Please return every line of the records that contains the word "this".

Data records for software interfaces:
* * * *
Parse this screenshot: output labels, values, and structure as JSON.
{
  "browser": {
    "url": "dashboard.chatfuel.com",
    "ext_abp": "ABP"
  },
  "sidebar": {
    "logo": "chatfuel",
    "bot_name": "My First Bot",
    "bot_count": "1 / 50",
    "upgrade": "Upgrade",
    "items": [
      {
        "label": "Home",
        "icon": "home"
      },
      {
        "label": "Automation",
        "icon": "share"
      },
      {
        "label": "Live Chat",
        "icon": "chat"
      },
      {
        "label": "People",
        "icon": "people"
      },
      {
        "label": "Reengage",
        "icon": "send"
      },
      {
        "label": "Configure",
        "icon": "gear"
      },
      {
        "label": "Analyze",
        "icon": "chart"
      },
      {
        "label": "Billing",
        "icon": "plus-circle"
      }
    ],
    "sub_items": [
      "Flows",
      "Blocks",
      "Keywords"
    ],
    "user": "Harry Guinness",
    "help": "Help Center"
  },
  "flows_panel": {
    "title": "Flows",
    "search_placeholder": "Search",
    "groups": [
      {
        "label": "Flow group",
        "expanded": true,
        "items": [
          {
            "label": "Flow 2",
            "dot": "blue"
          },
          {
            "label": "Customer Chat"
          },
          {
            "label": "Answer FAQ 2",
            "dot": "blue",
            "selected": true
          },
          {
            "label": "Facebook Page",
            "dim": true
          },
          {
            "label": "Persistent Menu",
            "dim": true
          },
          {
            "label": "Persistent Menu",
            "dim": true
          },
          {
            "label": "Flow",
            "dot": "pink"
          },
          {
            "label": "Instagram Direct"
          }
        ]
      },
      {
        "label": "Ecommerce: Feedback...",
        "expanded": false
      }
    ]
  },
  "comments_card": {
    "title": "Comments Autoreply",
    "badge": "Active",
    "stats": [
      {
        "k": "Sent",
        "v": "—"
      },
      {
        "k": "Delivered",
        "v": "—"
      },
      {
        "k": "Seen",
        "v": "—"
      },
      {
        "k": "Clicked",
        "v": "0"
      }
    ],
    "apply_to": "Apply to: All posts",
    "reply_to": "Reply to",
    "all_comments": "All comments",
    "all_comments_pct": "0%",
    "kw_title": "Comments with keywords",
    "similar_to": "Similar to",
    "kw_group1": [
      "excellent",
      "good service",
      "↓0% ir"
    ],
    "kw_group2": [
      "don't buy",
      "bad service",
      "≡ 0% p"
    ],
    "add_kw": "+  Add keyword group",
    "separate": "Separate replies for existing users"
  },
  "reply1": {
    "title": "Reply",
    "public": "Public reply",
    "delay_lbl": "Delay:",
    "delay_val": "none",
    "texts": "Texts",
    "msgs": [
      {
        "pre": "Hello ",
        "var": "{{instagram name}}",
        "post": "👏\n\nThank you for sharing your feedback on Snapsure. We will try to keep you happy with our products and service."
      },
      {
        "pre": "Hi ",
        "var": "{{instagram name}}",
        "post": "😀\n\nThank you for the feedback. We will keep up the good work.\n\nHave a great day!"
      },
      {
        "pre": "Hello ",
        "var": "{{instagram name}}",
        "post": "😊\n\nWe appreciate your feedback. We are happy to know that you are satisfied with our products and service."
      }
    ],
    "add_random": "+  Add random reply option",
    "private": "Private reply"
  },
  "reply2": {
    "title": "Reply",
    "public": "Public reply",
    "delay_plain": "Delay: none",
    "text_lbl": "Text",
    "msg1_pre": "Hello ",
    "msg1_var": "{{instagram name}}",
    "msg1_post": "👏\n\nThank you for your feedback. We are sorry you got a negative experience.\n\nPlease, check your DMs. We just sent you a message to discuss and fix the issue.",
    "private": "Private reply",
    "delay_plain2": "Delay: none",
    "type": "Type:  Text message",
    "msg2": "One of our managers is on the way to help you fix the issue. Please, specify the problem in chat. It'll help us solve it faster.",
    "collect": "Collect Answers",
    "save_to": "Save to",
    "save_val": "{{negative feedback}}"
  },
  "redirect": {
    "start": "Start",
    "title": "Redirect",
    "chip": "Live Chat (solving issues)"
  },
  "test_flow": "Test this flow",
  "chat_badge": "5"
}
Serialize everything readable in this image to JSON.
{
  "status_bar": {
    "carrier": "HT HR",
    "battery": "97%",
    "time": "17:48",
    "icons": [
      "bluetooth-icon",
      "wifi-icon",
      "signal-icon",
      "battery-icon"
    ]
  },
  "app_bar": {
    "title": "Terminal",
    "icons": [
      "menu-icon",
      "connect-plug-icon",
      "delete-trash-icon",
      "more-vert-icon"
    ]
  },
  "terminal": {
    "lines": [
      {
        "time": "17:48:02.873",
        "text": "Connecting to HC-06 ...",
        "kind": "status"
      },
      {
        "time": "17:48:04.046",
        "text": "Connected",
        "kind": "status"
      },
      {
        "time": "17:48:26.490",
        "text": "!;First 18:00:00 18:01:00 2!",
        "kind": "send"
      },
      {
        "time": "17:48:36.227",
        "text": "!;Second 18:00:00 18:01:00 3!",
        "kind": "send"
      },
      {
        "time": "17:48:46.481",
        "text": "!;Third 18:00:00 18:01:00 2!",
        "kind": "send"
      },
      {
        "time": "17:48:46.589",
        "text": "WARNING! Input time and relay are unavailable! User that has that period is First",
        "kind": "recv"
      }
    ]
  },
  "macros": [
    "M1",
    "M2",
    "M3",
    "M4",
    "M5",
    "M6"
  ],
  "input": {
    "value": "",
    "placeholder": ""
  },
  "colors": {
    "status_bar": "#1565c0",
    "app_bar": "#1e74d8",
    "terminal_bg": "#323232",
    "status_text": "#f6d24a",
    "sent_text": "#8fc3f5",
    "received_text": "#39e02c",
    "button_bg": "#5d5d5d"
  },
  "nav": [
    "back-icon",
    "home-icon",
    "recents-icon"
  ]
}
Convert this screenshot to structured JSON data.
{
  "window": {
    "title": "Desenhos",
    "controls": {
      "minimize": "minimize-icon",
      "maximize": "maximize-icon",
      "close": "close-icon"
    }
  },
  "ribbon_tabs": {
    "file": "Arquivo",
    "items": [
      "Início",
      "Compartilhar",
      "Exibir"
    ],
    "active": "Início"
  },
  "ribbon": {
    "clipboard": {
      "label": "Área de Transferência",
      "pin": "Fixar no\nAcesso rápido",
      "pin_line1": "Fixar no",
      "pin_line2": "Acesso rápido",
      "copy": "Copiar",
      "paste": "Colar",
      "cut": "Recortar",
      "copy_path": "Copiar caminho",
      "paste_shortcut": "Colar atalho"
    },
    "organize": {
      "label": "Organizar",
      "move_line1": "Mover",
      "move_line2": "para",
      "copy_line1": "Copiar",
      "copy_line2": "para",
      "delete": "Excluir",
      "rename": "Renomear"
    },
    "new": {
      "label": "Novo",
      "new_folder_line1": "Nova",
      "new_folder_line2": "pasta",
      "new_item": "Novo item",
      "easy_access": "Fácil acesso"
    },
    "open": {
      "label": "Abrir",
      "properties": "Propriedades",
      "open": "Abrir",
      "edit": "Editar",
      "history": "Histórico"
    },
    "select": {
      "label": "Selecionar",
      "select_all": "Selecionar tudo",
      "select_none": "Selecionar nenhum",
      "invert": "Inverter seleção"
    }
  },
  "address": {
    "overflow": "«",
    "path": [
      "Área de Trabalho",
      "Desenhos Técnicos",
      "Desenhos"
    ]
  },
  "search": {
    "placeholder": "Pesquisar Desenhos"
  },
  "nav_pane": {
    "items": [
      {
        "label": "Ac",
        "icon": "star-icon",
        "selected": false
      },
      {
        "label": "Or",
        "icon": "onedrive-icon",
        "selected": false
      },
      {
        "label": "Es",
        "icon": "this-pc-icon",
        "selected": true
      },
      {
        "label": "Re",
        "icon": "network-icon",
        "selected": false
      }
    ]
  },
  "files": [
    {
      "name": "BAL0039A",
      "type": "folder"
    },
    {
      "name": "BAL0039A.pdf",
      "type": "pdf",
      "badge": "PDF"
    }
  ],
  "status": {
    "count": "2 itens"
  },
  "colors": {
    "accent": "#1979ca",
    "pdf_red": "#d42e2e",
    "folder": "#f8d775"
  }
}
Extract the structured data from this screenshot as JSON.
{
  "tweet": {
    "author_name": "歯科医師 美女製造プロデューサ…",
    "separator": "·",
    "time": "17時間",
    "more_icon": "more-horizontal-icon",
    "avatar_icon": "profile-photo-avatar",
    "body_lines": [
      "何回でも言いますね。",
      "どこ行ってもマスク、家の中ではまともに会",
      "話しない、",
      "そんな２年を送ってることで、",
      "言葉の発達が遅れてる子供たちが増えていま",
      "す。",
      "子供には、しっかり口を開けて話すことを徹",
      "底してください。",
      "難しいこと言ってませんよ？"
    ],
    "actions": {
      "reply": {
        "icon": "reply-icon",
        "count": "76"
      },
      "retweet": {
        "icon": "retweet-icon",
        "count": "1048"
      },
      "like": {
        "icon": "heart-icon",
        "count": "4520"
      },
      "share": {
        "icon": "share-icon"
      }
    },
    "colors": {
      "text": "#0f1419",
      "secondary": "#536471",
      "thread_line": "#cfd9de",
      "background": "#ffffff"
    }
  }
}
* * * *
● Exercise result
Parse this screenshot: output labels, values, and structure as JSON.
  "test_flow": "Test this flow",
Serialize everything readable in this image to JSON.
Convert this screenshot to structured JSON data.
        "icon": "this-pc-icon",
Extract the structured data from this screenshot as JSON.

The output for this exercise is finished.